The tumor promoting roles of lymphocytes during RAS initiated inflammation and skin carcinogenesis

Open Access
Author:
Gunderson, Andrew Joseph
Graduate Program:
Immunology and Infectious Diseases
Degree:
Doctor of Philosophy
Document Type:
Dissertation
Date of Defense:
February 16, 2012
Committee Members:
  • Adam Bleier Glick, Dissertation Advisor
  • Wendy Hanna Rose, Committee Member
  • Robert Paulson, Committee Member
  • Todd Schell, Committee Member
  • Avery August, Special Member
Keywords:
  • tumor immunology
  • RAS
  • inflammation
  • skin cancer
  • lymphocytes
Abstract:
The pathological progression of neoplastic tissues requires the concerted activities of normal stromal cells to orchestrate a series of growth promoting effects similar to that found in healing wounds but without resolution. Bone marrow derived leukocytes are instrumental in initiating and mediating many of these processes through various mechanisms employed during periods of inflammation. Recently, studies using chemical and genetic tumor models have demonstrated novel tumor promoting roles for immune cells of the lymphoid lineage, a seemingly counterintuitive discovery. To model and study the contributions of lymphocytes to oncogene induced pre-malignant inflammation and tumor development, we targeted a Harvey-RASG12V transgene to basal (K14) and suprabasal (Inv) layers of squamous epithelia under inducible control of a tetracycline transactivator.

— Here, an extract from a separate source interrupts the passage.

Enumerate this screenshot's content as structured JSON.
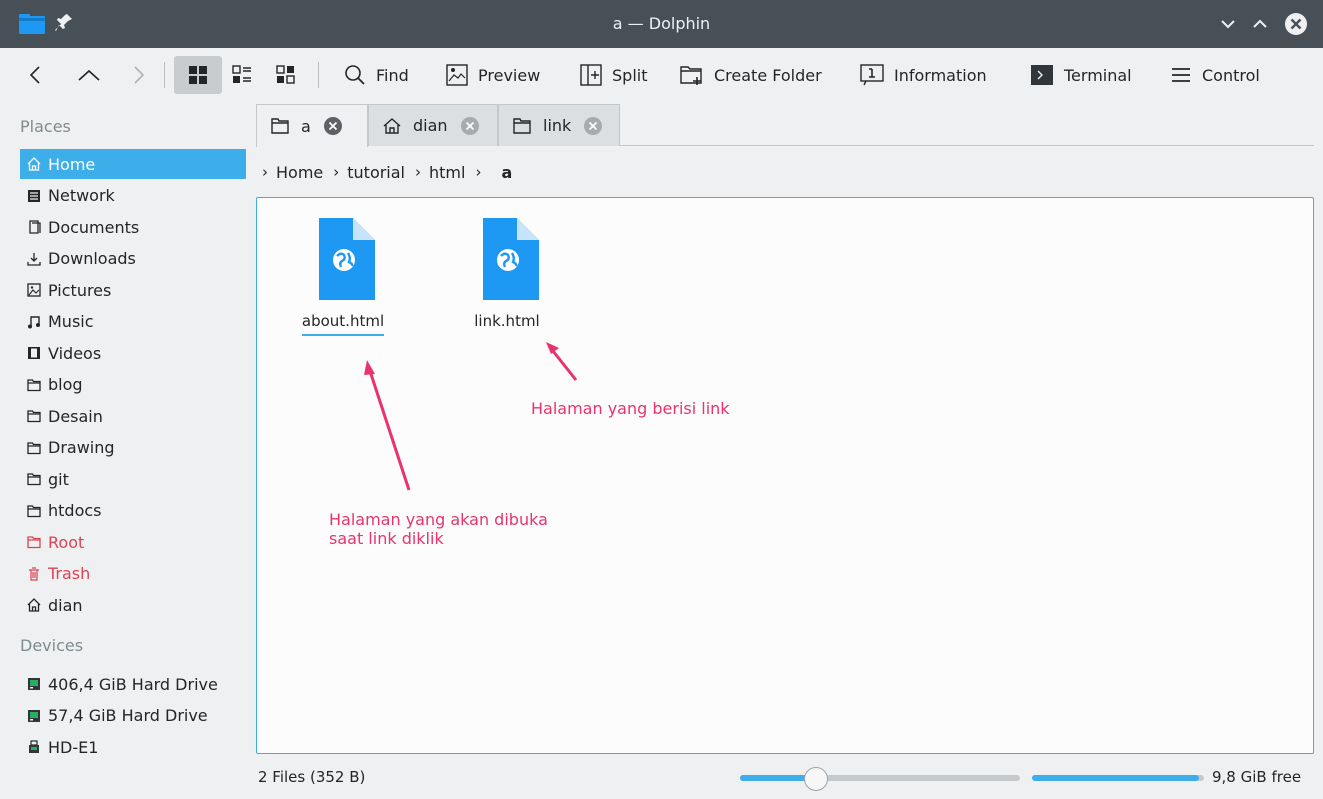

Reduced doses of doxycycline (dox) induced expression of RAS transgene in InvtTA/tetORas (InvRas) mice leading to outgrowth of benign papillomatous lesions. RAS expression on a lymphocyte deficient Rag1-/- genetic background greatly blunted tumor onset and total burdens indicating lymphocyte involvement in the promotion of RAS induced skin carcinogenesis. Antibody depletion of CD8+ T cells in Rag1+/+ mice partially but significantly reduced the early onset of papillomas while Rag1-/- reconstitution of purified CD8+ T cells briefly stimulated lesional growth similar to WT groups that could not be sustained over the course of the study. Examination of the acute inflammatory response to RAS expression revealed diverse myelocytic infiltration into cutaneous tissues predominated by intraepidermal infiltration of cytotoxic Ly6G+ neutrophils. Conversely, when acute RAS expression was observed on Rag1 -/- mice, epidermal proliferation and skin inflammation was greatly attenuated. Neutrophilia, microabcesses, and keratinocyte proliferation levels similar to Rag1+/+ mice could be rescued by reconstitution of transgenic Rag1-/- mice with total CD3+ T or CD8+ T cells. Depleting CD8+ but not CD4+ T cells diminished or ablated all of these pathologies as well as reduced Th17 and γδ-17 cell activation, demonstrating the requirement for CD8+ T cells in driving global RAS inflammatory responses. Neutralization of IFN-γ blocked neutrophilic inflammation and keratinocyte proliferation caused by CD8+ repletion of Rag1-/- mice thereby implicating this cytokine as a mechanism of action. RAS expression driven by an epithelial basal layer promoter (K14Ras) also activated severe systemic and skin inflammation but was characterized more predominantly by the expansion of Ly6Chi inflammatory monocytes capable of suppressing T cell proliferation ex vivo. This immunosuppressive behavior could be ameliorated by titration of RAS transgene quantities that correlated linearly with reduced GM-CSF expression in keratinocytes. Strikingly, the acquisition of immunosuppressive functionality in these myeloid subsets could also be abrogated by crossing RAS transgenes onto the Rag1-/- background. Depletion of CD4+ and/or CD8+ T cells was ineffective at reproducing this phenomenon. However, B cell reconstitution into K14Ras/Rag1-mice completely recovered Ly6Chi mediated blockade of T cell proliferation suggesting B cells were the lymphocyte mediating these activities. B cell depletion, in contrast, did not reverse these effects because of an anti-CD20 resistant Breg population that likely stimulates MDSC phenotypes through the paracrine activities of IL-10. Finally, we show that the unique inflammatory responses observed in basal and suprabasal RAS expressing mice may be caused by inherently different signaling properties in differentiated and proliferating keratinocytes. RAS activation of ERK1/2 was greatly inhibited in differentiated keratinocytes in vitro and in vivo, whereby MKK4 activation was increased. As AP-1 blockade during RAS activation revealed a repressive role for AP-1 in cytokine transcription, we hypothesize that increased AP-1 activation due to enhanced JNK signaling in post-mitotic keratinocytes may dampen RAS mediated immunosuppressive pathways in mutated non-dividing epidermal layers. In turn, this disparity in the ability to provoke regulatory myeloid cells that inhibit anti-tumor immunity may provide a reasonable explanation for the increased malignant potential in basal/stem cell driven epithelial cancers.